**WHAT IS BEING ASKED**. In the records, find every line with the word "icon" and copy it out.

RECORDED DATA START

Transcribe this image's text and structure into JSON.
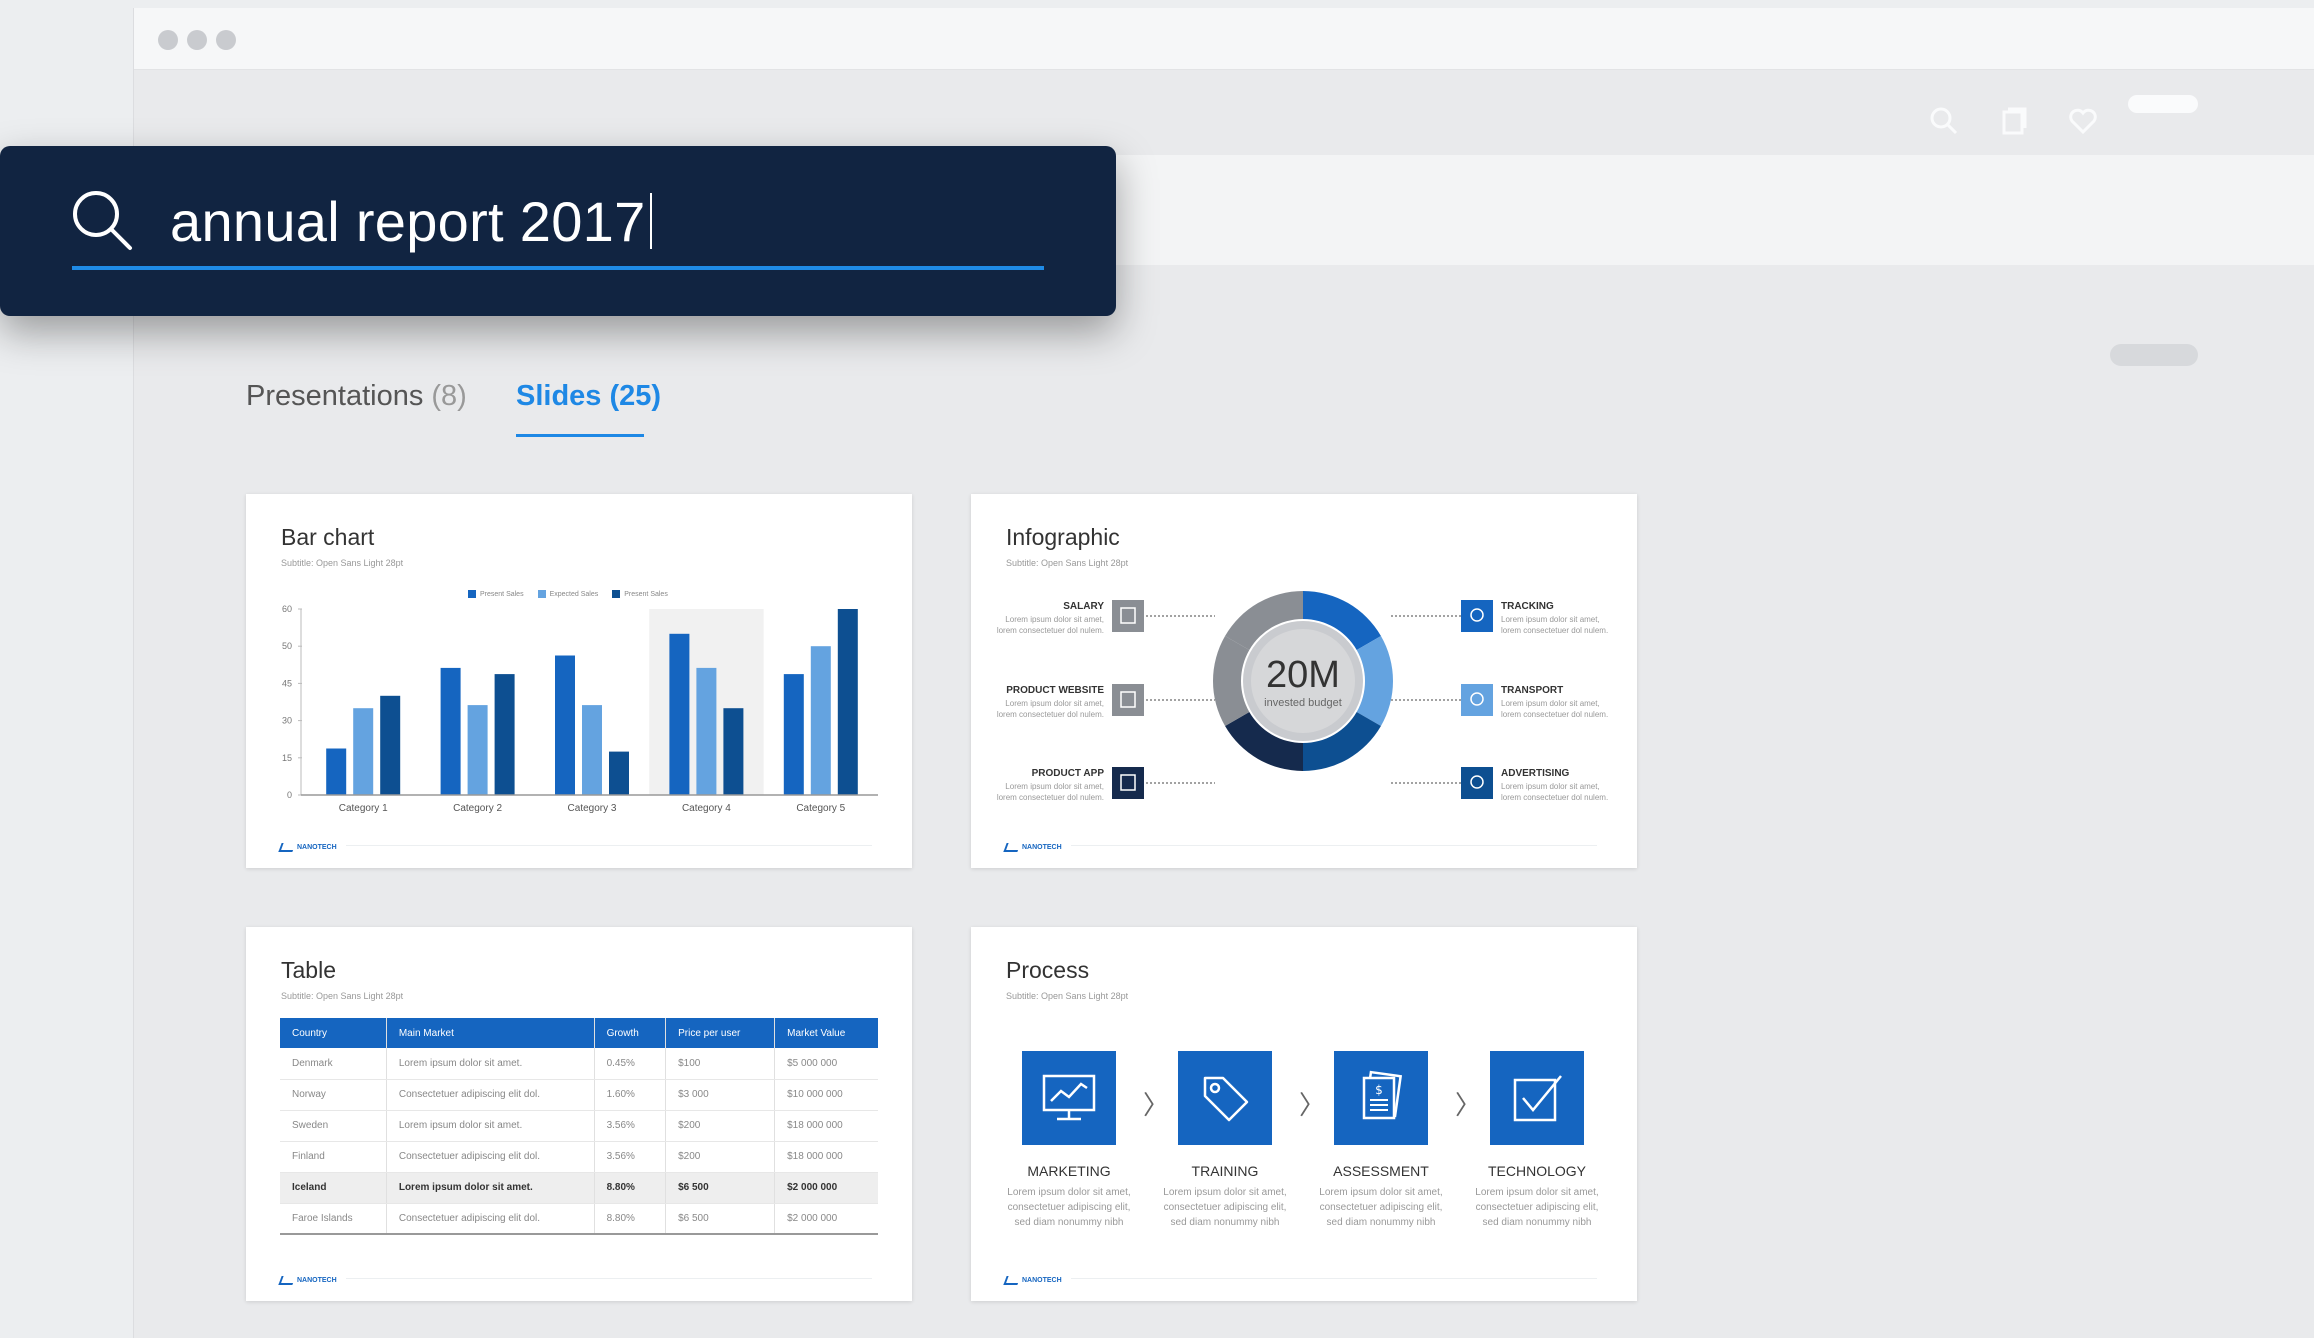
{
  "search": {
    "query": "annual report 2017"
  },
  "tabs": [
    {
      "label": "Presentations",
      "count": "(8)"
    },
    {
      "label": "Slides (25)"
    }
  ],
  "slides": {
    "bar_chart": {
      "title": "Bar chart",
      "subtitle": "Subtitle: Open Sans Light 28pt",
      "legend": [
        "Present Sales",
        "Expected Sales",
        "Present Sales"
      ],
      "logo": "NANOTECH",
      "chart_data": {
        "type": "bar",
        "categories": [
          "Category 1",
          "Category 2",
          "Category 3",
          "Category 4",
          "Category 5"
        ],
        "series": [
          {
            "name": "Present Sales",
            "values": [
              15,
              41,
              45,
              52,
              39
            ],
            "color": "#1565c0"
          },
          {
            "name": "Expected Sales",
            "values": [
              28,
              29,
              29,
              41,
              48
            ],
            "color": "#64a3e0"
          },
          {
            "name": "Present Sales",
            "values": [
              32,
              39,
              14,
              28,
              60
            ],
            "color": "#0d4f91"
          }
        ],
        "yticks": [
          "0",
          "15",
          "30",
          "45",
          "50",
          "60"
        ],
        "ylim": [
          0,
          60
        ],
        "highlight_category": "Category 4"
      }
    },
    "infographic": {
      "title": "Infographic",
      "subtitle": "Subtitle: Open Sans Light 28pt",
      "center_value": "20M",
      "center_label": "invested budget",
      "logo": "NANOTECH",
      "left_items": [
        {
          "label": "SALARY",
          "text1": "Lorem ipsum dolor sit amet,",
          "text2": "lorem consectetuer dol nulem.",
          "icon": "person-icon",
          "color": "#8a8e94"
        },
        {
          "label": "PRODUCT WEBSITE",
          "text1": "Lorem ipsum dolor sit amet,",
          "text2": "lorem consectetuer dol nulem.",
          "icon": "laptop-icon",
          "color": "#8a8e94"
        },
        {
          "label": "PRODUCT APP",
          "text1": "Lorem ipsum dolor sit amet,",
          "text2": "lorem consectetuer dol nulem.",
          "icon": "phone-icon",
          "color": "#152a4d"
        }
      ],
      "right_items": [
        {
          "label": "TRACKING",
          "text1": "Lorem ipsum dolor sit amet,",
          "text2": "lorem consectetuer dol nulem.",
          "icon": "location-pin-icon",
          "color": "#1565c0"
        },
        {
          "label": "TRANSPORT",
          "text1": "Lorem ipsum dolor sit amet,",
          "text2": "lorem consectetuer dol nulem.",
          "icon": "truck-icon",
          "color": "#64a3e0"
        },
        {
          "label": "ADVERTISING",
          "text1": "Lorem ipsum dolor sit amet,",
          "text2": "lorem consectetuer dol nulem.",
          "icon": "megaphone-icon",
          "color": "#0d4f91"
        }
      ]
    },
    "table": {
      "title": "Table",
      "subtitle": "Subtitle: Open Sans Light 28pt",
      "logo": "NANOTECH",
      "columns": [
        "Country",
        "Main Market",
        "Growth",
        "Price per user",
        "Market Value"
      ],
      "rows": [
        [
          "Denmark",
          "Lorem ipsum dolor sit amet.",
          "0.45%",
          "$100",
          "$5 000 000"
        ],
        [
          "Norway",
          "Consectetuer adipiscing elit dol.",
          "1.60%",
          "$3 000",
          "$10 000 000"
        ],
        [
          "Sweden",
          "Lorem ipsum dolor sit amet.",
          "3.56%",
          "$200",
          "$18 000 000"
        ],
        [
          "Finland",
          "Consectetuer adipiscing elit dol.",
          "3.56%",
          "$200",
          "$18 000 000"
        ],
        [
          "Iceland",
          "Lorem ipsum dolor sit amet.",
          "8.80%",
          "$6 500",
          "$2 000 000"
        ],
        [
          "Faroe Islands",
          "Consectetuer adipiscing elit dol.",
          "8.80%",
          "$6 500",
          "$2 000 000"
        ]
      ],
      "highlight_row": 4
    },
    "process": {
      "title": "Process",
      "subtitle": "Subtitle: Open Sans Light 28pt",
      "logo": "NANOTECH",
      "steps": [
        {
          "label": "MARKETING",
          "desc": "Lorem ipsum dolor sit amet, consectetuer adipiscing elit, sed diam nonummy nibh",
          "icon": "monitor-chart-icon"
        },
        {
          "label": "TRAINING",
          "desc": "Lorem ipsum dolor sit amet, consectetuer adipiscing elit, sed diam nonummy nibh",
          "icon": "tag-icon"
        },
        {
          "label": "ASSESSMENT",
          "desc": "Lorem ipsum dolor sit amet, consectetuer adipiscing elit, sed diam nonummy nibh",
          "icon": "document-dollar-icon"
        },
        {
          "label": "TECHNOLOGY",
          "desc": "Lorem ipsum dolor sit amet, consectetuer adipiscing elit, sed diam nonummy nibh",
          "icon": "checkbox-icon"
        }
      ],
      "chevron": "〉"
    }
  },
  "colors": {
    "navy": "#112441",
    "accent": "#1e88e5",
    "primary": "#1565c0"
  }
}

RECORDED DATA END

**TASK OUTPUT**.
          "icon": "person-icon",
          "icon": "laptop-icon",
          "icon": "phone-icon",
          "icon": "location-pin-icon",
          "icon": "truck-icon",
          "icon": "megaphone-icon",
          "icon": "monitor-chart-icon"
          "icon": "tag-icon"
          "icon": "document-dollar-icon"
          "icon": "checkbox-icon"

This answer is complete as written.